# WORK TO BE COMPLETED
The word "this" marks the lines you need; copy each of them from the data.

# TASK DATA
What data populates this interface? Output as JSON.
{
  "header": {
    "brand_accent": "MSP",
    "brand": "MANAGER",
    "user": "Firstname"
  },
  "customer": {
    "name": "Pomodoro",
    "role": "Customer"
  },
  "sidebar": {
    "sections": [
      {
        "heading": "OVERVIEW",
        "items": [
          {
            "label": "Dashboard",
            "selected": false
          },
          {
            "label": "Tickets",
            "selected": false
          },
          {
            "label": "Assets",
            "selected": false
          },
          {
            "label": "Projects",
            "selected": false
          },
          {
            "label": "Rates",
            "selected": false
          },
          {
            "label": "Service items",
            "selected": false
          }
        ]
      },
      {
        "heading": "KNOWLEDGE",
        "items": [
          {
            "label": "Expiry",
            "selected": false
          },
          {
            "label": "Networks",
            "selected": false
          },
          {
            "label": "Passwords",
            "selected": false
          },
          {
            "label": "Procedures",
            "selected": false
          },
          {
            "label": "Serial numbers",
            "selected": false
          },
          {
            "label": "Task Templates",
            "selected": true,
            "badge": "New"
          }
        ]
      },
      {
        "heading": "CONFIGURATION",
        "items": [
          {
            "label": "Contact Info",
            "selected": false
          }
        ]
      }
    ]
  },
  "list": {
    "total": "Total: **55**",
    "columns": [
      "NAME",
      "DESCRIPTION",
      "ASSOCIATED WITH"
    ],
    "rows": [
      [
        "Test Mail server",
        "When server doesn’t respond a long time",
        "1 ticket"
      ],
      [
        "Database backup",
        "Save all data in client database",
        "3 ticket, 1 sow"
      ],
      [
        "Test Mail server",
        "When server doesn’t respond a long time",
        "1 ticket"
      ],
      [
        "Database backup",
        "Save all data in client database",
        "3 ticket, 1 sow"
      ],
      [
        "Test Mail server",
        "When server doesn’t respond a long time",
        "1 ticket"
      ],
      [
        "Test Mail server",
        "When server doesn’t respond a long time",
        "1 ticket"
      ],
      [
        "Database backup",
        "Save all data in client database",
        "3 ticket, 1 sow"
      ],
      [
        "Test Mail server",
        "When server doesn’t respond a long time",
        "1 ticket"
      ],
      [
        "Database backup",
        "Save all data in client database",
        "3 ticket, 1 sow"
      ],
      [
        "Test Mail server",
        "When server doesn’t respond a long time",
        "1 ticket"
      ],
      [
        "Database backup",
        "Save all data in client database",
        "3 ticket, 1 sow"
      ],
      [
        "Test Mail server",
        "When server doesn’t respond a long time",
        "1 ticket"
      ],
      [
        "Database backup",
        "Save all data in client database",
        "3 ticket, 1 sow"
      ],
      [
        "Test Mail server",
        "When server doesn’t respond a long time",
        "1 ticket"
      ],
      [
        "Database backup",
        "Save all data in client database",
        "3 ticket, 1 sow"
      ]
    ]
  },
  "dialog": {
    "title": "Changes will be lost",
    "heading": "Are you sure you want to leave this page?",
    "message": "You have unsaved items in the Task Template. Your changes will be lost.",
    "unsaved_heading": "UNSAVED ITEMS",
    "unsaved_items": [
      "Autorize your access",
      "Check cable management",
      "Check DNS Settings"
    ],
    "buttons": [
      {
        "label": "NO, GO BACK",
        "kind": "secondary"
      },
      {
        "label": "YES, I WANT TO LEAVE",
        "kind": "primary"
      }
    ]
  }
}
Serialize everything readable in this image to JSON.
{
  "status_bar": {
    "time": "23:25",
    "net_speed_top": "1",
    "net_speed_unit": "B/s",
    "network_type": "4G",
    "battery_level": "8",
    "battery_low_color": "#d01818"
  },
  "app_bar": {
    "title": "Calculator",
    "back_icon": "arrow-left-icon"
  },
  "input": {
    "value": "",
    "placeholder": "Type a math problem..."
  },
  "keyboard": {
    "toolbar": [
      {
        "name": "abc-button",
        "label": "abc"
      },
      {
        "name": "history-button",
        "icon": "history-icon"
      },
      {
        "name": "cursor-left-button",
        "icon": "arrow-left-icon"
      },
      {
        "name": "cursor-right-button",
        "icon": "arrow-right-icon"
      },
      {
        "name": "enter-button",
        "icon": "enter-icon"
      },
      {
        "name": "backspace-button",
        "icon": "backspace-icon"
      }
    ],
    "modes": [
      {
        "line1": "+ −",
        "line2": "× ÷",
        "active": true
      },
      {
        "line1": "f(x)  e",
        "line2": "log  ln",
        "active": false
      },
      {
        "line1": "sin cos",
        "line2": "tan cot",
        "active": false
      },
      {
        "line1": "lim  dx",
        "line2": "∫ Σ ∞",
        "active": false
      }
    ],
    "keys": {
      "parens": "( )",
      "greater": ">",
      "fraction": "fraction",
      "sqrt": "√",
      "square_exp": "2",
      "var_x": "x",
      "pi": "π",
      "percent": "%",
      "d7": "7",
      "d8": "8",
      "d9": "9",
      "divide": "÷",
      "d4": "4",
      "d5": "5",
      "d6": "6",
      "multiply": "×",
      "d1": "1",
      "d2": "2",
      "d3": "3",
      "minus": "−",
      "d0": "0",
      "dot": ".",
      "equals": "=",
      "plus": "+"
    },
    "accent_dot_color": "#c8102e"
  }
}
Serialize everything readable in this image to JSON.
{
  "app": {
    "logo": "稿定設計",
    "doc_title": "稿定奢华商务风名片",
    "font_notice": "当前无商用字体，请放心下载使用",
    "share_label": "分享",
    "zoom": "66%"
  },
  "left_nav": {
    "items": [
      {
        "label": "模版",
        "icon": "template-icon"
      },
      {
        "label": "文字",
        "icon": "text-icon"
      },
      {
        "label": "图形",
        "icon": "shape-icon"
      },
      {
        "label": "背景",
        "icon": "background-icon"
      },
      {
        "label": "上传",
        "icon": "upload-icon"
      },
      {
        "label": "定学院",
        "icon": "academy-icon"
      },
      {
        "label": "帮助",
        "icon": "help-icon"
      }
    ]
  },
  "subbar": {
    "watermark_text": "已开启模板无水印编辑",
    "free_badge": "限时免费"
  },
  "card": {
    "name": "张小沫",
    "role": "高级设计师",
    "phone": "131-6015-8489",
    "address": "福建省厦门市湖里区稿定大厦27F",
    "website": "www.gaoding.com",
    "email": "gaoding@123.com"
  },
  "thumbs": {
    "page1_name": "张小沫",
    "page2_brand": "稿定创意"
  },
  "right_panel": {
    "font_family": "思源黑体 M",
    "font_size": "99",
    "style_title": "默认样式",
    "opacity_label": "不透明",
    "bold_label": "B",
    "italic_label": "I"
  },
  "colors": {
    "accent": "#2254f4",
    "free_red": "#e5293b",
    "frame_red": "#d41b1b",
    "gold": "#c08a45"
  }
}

# SOLUTION BELOW
What data populates this interface? Output as JSON.
    "heading": "Are you sure you want to leave this page?",
Serialize everything readable in this image to JSON.
Serialize everything readable in this image to JSON.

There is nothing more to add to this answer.